:: DATA TO USE
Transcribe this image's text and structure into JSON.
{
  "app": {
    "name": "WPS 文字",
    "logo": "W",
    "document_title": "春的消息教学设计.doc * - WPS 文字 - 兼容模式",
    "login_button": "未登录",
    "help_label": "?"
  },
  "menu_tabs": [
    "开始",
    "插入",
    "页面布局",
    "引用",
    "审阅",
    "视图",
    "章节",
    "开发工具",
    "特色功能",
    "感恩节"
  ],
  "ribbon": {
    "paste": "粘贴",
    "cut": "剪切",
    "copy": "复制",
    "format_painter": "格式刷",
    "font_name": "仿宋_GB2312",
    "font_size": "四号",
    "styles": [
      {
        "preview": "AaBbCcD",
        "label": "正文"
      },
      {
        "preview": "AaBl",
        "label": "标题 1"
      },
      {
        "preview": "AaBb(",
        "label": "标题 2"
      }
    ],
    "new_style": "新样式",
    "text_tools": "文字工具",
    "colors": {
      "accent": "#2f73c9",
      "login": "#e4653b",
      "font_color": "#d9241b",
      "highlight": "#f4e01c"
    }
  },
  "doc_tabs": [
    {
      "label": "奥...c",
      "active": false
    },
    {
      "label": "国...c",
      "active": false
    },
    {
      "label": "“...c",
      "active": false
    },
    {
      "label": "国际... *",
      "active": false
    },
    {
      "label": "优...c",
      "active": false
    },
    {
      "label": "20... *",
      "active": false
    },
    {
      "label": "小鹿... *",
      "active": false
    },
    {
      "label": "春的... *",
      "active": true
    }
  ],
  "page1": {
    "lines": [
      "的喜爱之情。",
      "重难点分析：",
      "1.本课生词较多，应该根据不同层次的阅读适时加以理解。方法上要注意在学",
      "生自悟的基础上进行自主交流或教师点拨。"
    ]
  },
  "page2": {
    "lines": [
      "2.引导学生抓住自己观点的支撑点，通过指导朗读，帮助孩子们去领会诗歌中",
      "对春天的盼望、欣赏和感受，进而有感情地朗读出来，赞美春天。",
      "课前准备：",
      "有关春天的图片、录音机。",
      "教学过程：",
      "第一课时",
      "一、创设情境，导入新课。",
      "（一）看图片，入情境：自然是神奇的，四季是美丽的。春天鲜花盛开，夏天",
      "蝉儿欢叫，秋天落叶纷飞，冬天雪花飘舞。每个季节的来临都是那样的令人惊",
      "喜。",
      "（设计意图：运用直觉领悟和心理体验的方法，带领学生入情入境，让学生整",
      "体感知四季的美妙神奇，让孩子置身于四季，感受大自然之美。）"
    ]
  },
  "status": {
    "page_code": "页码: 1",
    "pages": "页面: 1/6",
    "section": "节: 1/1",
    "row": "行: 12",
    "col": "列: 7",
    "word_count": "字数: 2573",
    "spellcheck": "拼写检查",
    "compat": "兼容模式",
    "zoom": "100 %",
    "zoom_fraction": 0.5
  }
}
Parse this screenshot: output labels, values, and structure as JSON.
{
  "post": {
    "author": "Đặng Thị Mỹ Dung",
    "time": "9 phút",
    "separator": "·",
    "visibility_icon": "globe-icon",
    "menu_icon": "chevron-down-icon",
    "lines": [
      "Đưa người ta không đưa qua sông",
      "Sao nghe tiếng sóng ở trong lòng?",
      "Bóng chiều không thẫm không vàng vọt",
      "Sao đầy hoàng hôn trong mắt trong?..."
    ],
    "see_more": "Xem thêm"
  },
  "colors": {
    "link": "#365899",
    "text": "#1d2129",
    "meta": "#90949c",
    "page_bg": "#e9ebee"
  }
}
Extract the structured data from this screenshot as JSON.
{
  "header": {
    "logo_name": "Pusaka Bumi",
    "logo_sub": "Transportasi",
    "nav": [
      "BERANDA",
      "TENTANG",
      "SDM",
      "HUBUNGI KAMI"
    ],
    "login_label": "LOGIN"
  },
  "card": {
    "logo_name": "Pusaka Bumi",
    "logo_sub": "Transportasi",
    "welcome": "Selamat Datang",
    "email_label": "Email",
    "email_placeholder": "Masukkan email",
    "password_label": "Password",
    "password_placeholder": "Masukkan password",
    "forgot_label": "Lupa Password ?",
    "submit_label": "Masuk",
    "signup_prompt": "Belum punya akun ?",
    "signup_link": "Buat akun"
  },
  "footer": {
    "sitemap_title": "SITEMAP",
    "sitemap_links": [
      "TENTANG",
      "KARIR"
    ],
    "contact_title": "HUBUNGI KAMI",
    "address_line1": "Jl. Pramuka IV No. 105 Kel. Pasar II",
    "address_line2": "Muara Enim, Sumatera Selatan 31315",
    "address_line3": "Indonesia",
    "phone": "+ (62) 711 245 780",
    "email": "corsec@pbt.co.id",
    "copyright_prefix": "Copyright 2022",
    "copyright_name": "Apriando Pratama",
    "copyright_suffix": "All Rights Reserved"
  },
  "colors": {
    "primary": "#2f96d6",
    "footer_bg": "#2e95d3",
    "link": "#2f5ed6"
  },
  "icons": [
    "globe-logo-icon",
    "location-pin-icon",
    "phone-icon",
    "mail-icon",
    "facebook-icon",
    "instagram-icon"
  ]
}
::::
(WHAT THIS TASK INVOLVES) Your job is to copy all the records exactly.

(TASK ANSWER)
Transcribe this image's text and structure into JSON.
{
  "app": {
    "name": "WPS 文字",
    "logo": "W",
    "document_title": "春的消息教学设计.doc * - WPS 文字 - 兼容模式",
    "login_button": "未登录",
    "help_label": "?"
  },
  "menu_tabs": [
    "开始",
    "插入",
    "页面布局",
    "引用",
    "审阅",
    "视图",
    "章节",
    "开发工具",
    "特色功能",
    "感恩节"
  ],
  "ribbon": {
    "paste": "粘贴",
    "cut": "剪切",
    "copy": "复制",
    "format_painter": "格式刷",
    "font_name": "仿宋_GB2312",
    "font_size": "四号",
    "styles": [
      {
        "preview": "AaBbCcD",
        "label": "正文"
      },
      {
        "preview": "AaBl",
        "label": "标题 1"
      },
      {
        "preview": "AaBb(",
        "label": "标题 2"
      }
    ],
    "new_style": "新样式",
    "text_tools": "文字工具",
    "colors": {
      "accent": "#2f73c9",
      "login": "#e4653b",
      "font_color": "#d9241b",
      "highlight": "#f4e01c"
    }
  },
  "doc_tabs": [
    {
      "label": "奥...c",
      "active": false
    },
    {
      "label": "国...c",
      "active": false
    },
    {
      "label": "“...c",
      "active": false
    },
    {
      "label": "国际... *",
      "active": false
    },
    {
      "label": "优...c",
      "active": false
    },
    {
      "label": "20... *",
      "active": false
    },
    {
      "label": "小鹿... *",
      "active": false
    },
    {
      "label": "春的... *",
      "active": true
    }
  ],
  "page1": {
    "lines": [
      "的喜爱之情。",
      "重难点分析：",
      "1.本课生词较多，应该根据不同层次的阅读适时加以理解。方法上要注意在学",
      "生自悟的基础上进行自主交流或教师点拨。"
    ]
  },
  "page2": {
    "lines": [
      "2.引导学生抓住自己观点的支撑点，通过指导朗读，帮助孩子们去领会诗歌中",
      "对春天的盼望、欣赏和感受，进而有感情地朗读出来，赞美春天。",
      "课前准备：",
      "有关春天的图片、录音机。",
      "教学过程：",
      "第一课时",
      "一、创设情境，导入新课。",
      "（一）看图片，入情境：自然是神奇的，四季是美丽的。春天鲜花盛开，夏天",
      "蝉儿欢叫，秋天落叶纷飞，冬天雪花飘舞。每个季节的来临都是那样的令人惊",
      "喜。",
      "（设计意图：运用直觉领悟和心理体验的方法，带领学生入情入境，让学生整",
      "体感知四季的美妙神奇，让孩子置身于四季，感受大自然之美。）"
    ]
  },
  "status": {
    "page_code": "页码: 1",
    "pages": "页面: 1/6",
    "section": "节: 1/1",
    "row": "行: 12",
    "col": "列: 7",
    "word_count": "字数: 2573",
    "spellcheck": "拼写检查",
    "compat": "兼容模式",
    "zoom": "100 %",
    "zoom_fraction": 0.5
  }
}
Parse this screenshot: output labels, values, and structure as JSON.
{
  "post": {
    "author": "Đặng Thị Mỹ Dung",
    "time": "9 phút",
    "separator": "·",
    "visibility_icon": "globe-icon",
    "menu_icon": "chevron-down-icon",
    "lines": [
      "Đưa người ta không đưa qua sông",
      "Sao nghe tiếng sóng ở trong lòng?",
      "Bóng chiều không thẫm không vàng vọt",
      "Sao đầy hoàng hôn trong mắt trong?..."
    ],
    "see_more": "Xem thêm"
  },
  "colors": {
    "link": "#365899",
    "text": "#1d2129",
    "meta": "#90949c",
    "page_bg": "#e9ebee"
  }
}
Extract the structured data from this screenshot as JSON.
{
  "header": {
    "logo_name": "Pusaka Bumi",
    "logo_sub": "Transportasi",
    "nav": [
      "BERANDA",
      "TENTANG",
      "SDM",
      "HUBUNGI KAMI"
    ],
    "login_label": "LOGIN"
  },
  "card": {
    "logo_name": "Pusaka Bumi",
    "logo_sub": "Transportasi",
    "welcome": "Selamat Datang",
    "email_label": "Email",
    "email_placeholder": "Masukkan email",
    "password_label": "Password",
    "password_placeholder": "Masukkan password",
    "forgot_label": "Lupa Password ?",
    "submit_label": "Masuk",
    "signup_prompt": "Belum punya akun ?",
    "signup_link": "Buat akun"
  },
  "footer": {
    "sitemap_title": "SITEMAP",
    "sitemap_links": [
      "TENTANG",
      "KARIR"
    ],
    "contact_title": "HUBUNGI KAMI",
    "address_line1": "Jl. Pramuka IV No. 105 Kel. Pasar II",
    "address_line2": "Muara Enim, Sumatera Selatan 31315",
    "address_line3": "Indonesia",
    "phone": "+ (62) 711 245 780",
    "email": "corsec@pbt.co.id",
    "copyright_prefix": "Copyright 2022",
    "copyright_name": "Apriando Pratama",
    "copyright_suffix": "All Rights Reserved"
  },
  "colors": {
    "primary": "#2f96d6",
    "footer_bg": "#2e95d3",
    "link": "#2f5ed6"
  },
  "icons": [
    "globe-logo-icon",
    "location-pin-icon",
    "phone-icon",
    "mail-icon",
    "facebook-icon",
    "instagram-icon"
  ]
}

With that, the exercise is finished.